An Unlikely Enigma
Clean-cut virtuoso violinist Charlie Siem seems almost too good to be true. Rebecca Lowe attempts to dig some dirt.
Having heard Charlie Siem play in London on several occasions, I was pretty excited when Muso called to ask if I’d like to interview him for a feature. Not quite so excited as my mother, however, who had once encountered Siem at an intimate classical club night at The 100 Club and been overwhelmed by his youthful panache and provocative sweating.
‘Charlie Siem – is that the James Dean one?’ she asked. ‘The virtuosic one with the slick hair and sexy, half-unbuttoned shirt?’
When I relay this to Siem, he laughs and seems genuinely flattered by the compliment. ‘That was very nice of her,’ he says. ‘No one has said that before. It’s a first, and – so far – a last.’
Visually, Dean isn’t a bad comparison, but Siem is certainly no obstreperous rogue – he’s a self-confessed workaholic, fascinated to the point of obsession with an instrument he first picked up at the precocious age of three. When we speak, the 25-year-old, whose father is from Norway, has just discovered he is related to the famous Norwegian violinist Ole Bull (Bull was Siem’s grandmother’s first cousin six-times-removed’s great nephew, no less), and his elation is palpable.

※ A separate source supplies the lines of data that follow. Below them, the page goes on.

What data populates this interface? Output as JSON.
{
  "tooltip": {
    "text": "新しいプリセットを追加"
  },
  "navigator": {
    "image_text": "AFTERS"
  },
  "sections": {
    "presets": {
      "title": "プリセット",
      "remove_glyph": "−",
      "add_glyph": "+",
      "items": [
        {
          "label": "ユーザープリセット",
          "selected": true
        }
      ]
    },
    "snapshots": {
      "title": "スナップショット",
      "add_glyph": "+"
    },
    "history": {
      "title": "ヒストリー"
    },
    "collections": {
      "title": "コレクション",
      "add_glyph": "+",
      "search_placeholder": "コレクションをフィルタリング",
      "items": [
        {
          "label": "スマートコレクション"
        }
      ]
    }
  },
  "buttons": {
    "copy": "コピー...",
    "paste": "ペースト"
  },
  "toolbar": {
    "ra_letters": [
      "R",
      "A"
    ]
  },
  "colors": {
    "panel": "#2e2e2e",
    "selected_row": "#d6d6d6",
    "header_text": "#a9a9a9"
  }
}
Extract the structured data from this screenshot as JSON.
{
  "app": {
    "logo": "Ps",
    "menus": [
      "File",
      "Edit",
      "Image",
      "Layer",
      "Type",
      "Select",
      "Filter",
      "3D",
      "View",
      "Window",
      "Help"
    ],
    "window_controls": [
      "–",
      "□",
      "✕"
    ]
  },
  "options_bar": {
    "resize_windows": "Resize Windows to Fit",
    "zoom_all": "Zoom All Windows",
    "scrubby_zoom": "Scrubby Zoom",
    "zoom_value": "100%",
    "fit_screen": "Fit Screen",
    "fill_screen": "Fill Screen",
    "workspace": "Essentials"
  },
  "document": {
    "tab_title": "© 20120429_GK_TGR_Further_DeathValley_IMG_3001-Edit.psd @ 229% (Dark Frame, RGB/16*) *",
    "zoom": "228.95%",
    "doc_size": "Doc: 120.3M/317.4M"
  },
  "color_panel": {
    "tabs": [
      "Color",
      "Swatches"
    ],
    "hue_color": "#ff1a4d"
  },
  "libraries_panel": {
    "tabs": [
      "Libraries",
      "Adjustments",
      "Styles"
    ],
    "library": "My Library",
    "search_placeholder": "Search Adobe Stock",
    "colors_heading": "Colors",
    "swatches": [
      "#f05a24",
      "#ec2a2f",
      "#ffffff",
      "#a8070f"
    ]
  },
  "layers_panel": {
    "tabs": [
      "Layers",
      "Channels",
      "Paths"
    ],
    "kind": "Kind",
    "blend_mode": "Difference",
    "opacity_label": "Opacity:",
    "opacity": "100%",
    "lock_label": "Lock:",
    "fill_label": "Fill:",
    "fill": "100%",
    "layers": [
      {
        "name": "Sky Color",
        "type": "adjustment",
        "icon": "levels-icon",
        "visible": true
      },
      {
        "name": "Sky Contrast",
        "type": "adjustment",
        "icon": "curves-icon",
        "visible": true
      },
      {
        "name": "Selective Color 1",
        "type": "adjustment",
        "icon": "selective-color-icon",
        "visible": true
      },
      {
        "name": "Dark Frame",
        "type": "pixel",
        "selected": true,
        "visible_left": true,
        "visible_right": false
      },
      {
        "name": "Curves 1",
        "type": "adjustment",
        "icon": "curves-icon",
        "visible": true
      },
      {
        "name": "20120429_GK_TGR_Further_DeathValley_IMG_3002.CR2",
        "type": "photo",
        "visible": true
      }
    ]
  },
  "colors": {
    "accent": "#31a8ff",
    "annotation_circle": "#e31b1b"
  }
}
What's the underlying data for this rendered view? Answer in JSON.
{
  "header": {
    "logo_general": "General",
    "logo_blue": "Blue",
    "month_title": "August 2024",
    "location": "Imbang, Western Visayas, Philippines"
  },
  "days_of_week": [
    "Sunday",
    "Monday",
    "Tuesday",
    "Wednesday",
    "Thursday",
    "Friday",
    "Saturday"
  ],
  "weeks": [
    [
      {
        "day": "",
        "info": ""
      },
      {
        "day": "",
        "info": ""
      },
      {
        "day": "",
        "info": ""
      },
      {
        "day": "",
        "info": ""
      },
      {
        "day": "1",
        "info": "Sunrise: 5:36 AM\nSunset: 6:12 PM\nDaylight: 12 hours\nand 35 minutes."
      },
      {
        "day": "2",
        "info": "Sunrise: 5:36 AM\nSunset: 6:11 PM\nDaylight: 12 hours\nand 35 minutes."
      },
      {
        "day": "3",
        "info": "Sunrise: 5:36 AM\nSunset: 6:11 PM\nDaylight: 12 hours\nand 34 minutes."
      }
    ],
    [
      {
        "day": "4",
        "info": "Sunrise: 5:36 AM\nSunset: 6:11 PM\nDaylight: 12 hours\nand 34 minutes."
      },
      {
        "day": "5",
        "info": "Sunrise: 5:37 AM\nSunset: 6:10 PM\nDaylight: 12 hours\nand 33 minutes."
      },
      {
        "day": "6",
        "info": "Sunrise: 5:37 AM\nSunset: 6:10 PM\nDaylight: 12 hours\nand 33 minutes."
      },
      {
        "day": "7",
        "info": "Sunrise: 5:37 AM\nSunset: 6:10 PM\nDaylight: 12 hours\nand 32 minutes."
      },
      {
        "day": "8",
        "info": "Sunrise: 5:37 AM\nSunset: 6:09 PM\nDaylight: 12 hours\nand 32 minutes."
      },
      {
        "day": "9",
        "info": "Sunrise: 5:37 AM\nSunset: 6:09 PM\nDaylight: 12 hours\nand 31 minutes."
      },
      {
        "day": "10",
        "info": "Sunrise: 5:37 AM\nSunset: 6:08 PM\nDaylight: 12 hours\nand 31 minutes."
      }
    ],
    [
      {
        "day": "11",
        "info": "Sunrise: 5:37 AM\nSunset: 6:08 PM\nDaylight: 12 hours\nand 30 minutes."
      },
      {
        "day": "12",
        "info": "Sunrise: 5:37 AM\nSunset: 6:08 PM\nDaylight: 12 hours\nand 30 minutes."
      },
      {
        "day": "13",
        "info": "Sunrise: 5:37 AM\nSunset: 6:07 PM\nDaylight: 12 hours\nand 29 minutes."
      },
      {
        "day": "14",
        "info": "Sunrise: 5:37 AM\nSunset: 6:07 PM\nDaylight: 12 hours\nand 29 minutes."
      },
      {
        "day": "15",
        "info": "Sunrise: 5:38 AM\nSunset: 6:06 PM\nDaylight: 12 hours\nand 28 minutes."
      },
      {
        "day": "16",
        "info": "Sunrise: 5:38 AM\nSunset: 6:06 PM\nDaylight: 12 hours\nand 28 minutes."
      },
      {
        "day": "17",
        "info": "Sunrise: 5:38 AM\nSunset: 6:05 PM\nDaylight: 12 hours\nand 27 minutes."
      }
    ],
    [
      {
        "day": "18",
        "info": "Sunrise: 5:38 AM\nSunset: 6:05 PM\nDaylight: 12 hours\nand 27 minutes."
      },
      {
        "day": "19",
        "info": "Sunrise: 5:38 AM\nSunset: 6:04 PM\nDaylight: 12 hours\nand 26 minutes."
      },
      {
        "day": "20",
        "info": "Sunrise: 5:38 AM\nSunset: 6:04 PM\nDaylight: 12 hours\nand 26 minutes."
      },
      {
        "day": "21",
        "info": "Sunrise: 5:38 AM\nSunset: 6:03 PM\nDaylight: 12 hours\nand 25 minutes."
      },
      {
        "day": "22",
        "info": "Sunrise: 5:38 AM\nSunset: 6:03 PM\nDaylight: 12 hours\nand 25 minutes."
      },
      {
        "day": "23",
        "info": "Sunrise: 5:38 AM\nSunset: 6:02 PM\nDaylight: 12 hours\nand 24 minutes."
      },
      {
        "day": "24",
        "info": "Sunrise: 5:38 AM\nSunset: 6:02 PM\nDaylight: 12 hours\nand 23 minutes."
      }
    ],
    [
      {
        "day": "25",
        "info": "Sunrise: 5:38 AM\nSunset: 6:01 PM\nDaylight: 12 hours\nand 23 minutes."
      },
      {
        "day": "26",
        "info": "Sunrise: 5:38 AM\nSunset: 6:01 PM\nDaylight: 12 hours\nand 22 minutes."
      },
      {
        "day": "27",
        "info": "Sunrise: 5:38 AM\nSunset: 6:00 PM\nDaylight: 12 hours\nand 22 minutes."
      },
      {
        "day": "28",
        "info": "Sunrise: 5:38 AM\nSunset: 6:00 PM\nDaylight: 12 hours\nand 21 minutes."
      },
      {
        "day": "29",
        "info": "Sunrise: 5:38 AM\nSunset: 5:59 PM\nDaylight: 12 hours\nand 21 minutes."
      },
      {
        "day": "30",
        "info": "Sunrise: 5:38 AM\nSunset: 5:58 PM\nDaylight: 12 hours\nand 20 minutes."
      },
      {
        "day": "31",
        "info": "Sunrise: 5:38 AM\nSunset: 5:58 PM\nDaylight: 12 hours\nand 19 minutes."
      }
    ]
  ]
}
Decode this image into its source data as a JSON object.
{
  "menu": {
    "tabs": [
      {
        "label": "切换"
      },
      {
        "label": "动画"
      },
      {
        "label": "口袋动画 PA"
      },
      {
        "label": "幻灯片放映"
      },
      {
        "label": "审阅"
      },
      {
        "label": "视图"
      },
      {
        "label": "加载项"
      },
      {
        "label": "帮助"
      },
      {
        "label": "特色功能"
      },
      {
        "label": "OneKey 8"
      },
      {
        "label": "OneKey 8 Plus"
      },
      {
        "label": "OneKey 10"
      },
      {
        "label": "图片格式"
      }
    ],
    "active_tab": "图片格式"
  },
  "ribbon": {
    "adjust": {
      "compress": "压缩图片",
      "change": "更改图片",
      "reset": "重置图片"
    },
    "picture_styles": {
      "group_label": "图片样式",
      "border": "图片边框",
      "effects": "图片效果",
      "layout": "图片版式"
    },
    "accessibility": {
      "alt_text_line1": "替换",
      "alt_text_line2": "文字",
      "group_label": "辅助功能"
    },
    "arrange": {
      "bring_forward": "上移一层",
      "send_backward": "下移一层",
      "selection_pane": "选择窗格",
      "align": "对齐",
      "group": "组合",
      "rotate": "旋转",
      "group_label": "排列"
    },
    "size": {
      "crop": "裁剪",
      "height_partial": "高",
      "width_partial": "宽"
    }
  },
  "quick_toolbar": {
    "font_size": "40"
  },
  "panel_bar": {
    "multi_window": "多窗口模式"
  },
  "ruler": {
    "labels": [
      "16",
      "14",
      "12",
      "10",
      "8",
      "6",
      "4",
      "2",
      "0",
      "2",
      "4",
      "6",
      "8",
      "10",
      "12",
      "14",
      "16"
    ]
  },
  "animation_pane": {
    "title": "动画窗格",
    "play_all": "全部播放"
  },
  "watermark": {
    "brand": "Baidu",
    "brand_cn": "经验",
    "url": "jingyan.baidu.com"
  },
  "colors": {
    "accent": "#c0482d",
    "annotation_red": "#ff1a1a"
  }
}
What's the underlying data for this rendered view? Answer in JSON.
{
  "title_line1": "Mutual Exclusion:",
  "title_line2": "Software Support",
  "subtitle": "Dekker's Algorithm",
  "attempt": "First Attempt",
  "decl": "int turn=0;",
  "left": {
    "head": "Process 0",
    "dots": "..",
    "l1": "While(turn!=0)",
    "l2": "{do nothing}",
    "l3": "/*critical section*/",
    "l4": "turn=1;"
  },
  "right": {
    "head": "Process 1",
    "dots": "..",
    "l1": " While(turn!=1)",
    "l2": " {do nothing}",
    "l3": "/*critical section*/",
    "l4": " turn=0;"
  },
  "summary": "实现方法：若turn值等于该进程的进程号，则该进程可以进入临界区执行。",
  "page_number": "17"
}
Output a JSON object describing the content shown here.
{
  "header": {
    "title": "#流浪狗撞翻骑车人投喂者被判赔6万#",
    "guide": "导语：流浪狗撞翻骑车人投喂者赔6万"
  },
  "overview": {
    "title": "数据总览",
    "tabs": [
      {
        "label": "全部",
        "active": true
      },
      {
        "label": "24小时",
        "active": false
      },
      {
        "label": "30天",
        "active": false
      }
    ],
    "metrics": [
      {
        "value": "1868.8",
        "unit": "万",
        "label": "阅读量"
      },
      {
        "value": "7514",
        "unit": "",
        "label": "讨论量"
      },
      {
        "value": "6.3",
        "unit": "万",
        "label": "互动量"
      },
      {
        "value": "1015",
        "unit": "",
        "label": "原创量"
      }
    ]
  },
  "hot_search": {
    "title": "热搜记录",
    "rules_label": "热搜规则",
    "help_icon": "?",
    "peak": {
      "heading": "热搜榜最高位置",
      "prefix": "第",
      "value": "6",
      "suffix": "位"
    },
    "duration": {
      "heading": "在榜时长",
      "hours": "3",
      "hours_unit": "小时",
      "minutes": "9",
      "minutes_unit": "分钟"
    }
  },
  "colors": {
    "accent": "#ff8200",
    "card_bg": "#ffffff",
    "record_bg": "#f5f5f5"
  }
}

'He was the most famous violinist after Paganini in the 19th century,’ he enthuses, ‘and he was a really far-out character. He was nuts. He had amazing charisma and he was an amazing improviser, and he captured the imagination of everyone. For me he encapsulates what it means to be a truly virtuoso performer.’
Indeed, if Siem would relish a comparison, with anyone, it’d almost certainly be with Paganini, whose fearsome flamboyance and technical prowess revolutionized the violin in the early 1800s during a turbulent career beset by illness, bankruptcy and depression. ‘Performing musicians were usually servants to a court or royal family, and they were in the background,’ Siem says. ‘But in the 19th century, people like Paganini took charge and became artists in their own right. They were phenomena, as it were. That was the beginning of superstar musicians.’
Siem is clearly besotted with this era and uses the word ‘virtuosic’ 17 times during our interview – so my transcript tells me. I get the strong impression that he would love to be a ‘superstar’ musician of the 21st century, though his natural modesty – which, after 90 minutes of chat, I conclude is not just some convenient affectation to garner decent PR – will not allow him to say so directly.
It is perhaps a shame, then, that his prodigious talent is not matched by a suitably salacious life story to ignite the public imagination. He may play like a man possessed. But his polished Tom Ford appearance and public school charm is a far cry from Paganini – a publicist’s dream of hunched, satanic spindliness that set him apart from his rivals and gave his performances a handy Mephistophelian edge.
‘Well, maybe I just need someone to start some rumours for me,’ challenges Siem, referring to widespread murmurings that Paganini’s otherworldly talent was due to him selling his soul to the devil, making each performance a surefire box office hit. ‘You could say I’ve been to prison five times, or that I sleep with a gun.’
It’s true – he does. And not just any old gun; it’s a rapid-fire MT Browning heavy machine gun, which he uses to mow down garden pests and vermin along with the occasional uncooperative lover who answers back and refuses to fund his crack and crystal meth habits.
OK, that’s not entirely true. Or at all true. But the alternative – that Siem was brought up in Chelsea and Kensington in a loving, comfortable family and spent his formative years at Eton and Cambridge – just doesn’t quite inspire the same visionary fervor. Where’s the struggle, the angst, the self-serving psychosis? The rebellion, the raves, the rampant, hedonistic romps?
‘That’s all a bit of a cliché, I think,’ Siem says, only slightly defensively. ‘I think what drives you to be a musician is joy. [Music] is a means of self expression and if you have suffered a lot it almost becomes introverted and feeds that feeling. Otherwise, it is a sense of sharing with as many people as possible, and it’s a very positive thing.’